→ Work instruction: Once the records have been read, set every one down as it stands.

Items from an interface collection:
******************************
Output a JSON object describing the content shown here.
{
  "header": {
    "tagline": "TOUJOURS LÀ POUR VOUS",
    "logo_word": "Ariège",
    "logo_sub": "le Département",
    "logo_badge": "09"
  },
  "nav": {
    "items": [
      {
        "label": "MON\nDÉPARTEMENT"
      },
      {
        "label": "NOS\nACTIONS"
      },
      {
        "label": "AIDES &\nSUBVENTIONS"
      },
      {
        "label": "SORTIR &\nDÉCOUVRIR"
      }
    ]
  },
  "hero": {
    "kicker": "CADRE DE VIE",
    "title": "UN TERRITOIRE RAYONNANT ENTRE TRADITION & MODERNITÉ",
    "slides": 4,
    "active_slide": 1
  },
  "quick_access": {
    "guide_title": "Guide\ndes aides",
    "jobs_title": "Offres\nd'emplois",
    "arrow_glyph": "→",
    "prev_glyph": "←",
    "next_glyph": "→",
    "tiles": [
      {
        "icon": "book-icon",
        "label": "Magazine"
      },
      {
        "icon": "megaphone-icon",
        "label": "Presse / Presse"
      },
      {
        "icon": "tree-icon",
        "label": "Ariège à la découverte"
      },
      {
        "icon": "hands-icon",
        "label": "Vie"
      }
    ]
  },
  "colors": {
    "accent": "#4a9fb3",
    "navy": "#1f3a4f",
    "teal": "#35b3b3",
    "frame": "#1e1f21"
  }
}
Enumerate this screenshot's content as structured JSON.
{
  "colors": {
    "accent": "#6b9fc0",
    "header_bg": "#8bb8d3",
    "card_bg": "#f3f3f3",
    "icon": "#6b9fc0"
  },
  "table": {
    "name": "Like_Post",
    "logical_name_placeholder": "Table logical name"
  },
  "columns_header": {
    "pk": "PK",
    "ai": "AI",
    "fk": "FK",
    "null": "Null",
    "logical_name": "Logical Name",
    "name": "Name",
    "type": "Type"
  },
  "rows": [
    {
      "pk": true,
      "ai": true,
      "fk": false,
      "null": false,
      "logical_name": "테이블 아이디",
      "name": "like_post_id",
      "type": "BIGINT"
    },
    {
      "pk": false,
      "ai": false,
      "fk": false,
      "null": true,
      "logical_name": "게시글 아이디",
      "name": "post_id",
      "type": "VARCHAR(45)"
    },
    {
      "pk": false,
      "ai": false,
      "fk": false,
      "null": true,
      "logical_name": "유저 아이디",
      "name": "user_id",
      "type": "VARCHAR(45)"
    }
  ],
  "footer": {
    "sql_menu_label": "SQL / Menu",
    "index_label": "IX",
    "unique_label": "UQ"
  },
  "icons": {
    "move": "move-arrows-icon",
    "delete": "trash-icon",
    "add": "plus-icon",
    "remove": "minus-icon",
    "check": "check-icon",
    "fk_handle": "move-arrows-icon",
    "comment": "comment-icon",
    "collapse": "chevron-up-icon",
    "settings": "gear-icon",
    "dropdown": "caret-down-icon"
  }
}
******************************
→ Answer to the exercise:
Output a JSON object describing the content shown here.
{
  "header": {
    "tagline": "TOUJOURS LÀ POUR VOUS",
    "logo_word": "Ariège",
    "logo_sub": "le Département",
    "logo_badge": "09"
  },
  "nav": {
    "items": [
      {
        "label": "MON\nDÉPARTEMENT"
      },
      {
        "label": "NOS\nACTIONS"
      },
      {
        "label": "AIDES &\nSUBVENTIONS"
      },
      {
        "label": "SORTIR &\nDÉCOUVRIR"
      }
    ]
  },
  "hero": {
    "kicker": "CADRE DE VIE",
    "title": "UN TERRITOIRE RAYONNANT ENTRE TRADITION & MODERNITÉ",
    "slides": 4,
    "active_slide": 1
  },
  "quick_access": {
    "guide_title": "Guide\ndes aides",
    "jobs_title": "Offres\nd'emplois",
    "arrow_glyph": "→",
    "prev_glyph": "←",
    "next_glyph": "→",
    "tiles": [
      {
        "icon": "book-icon",
        "label": "Magazine"
      },
      {
        "icon": "megaphone-icon",
        "label": "Presse / Presse"
      },
      {
        "icon": "tree-icon",
        "label": "Ariège à la découverte"
      },
      {
        "icon": "hands-icon",
        "label": "Vie"
      }
    ]
  },
  "colors": {
    "accent": "#4a9fb3",
    "navy": "#1f3a4f",
    "teal": "#35b3b3",
    "frame": "#1e1f21"
  }
}
Enumerate this screenshot's content as structured JSON.
{
  "colors": {
    "accent": "#6b9fc0",
    "header_bg": "#8bb8d3",
    "card_bg": "#f3f3f3",
    "icon": "#6b9fc0"
  },
  "table": {
    "name": "Like_Post",
    "logical_name_placeholder": "Table logical name"
  },
  "columns_header": {
    "pk": "PK",
    "ai": "AI",
    "fk": "FK",
    "null": "Null",
    "logical_name": "Logical Name",
    "name": "Name",
    "type": "Type"
  },
  "rows": [
    {
      "pk": true,
      "ai": true,
      "fk": false,
      "null": false,
      "logical_name": "테이블 아이디",
      "name": "like_post_id",
      "type": "BIGINT"
    },
    {
      "pk": false,
      "ai": false,
      "fk": false,
      "null": true,
      "logical_name": "게시글 아이디",
      "name": "post_id",
      "type": "VARCHAR(45)"
    },
    {
      "pk": false,
      "ai": false,
      "fk": false,
      "null": true,
      "logical_name": "유저 아이디",
      "name": "user_id",
      "type": "VARCHAR(45)"
    }
  ],
  "footer": {
    "sql_menu_label": "SQL / Menu",
    "index_label": "IX",
    "unique_label": "UQ"
  },
  "icons": {
    "move": "move-arrows-icon",
    "delete": "trash-icon",
    "add": "plus-icon",
    "remove": "minus-icon",
    "check": "check-icon",
    "fk_handle": "move-arrows-icon",
    "comment": "comment-icon",
    "collapse": "chevron-up-icon",
    "settings": "gear-icon",
    "dropdown": "caret-down-icon"
  }
}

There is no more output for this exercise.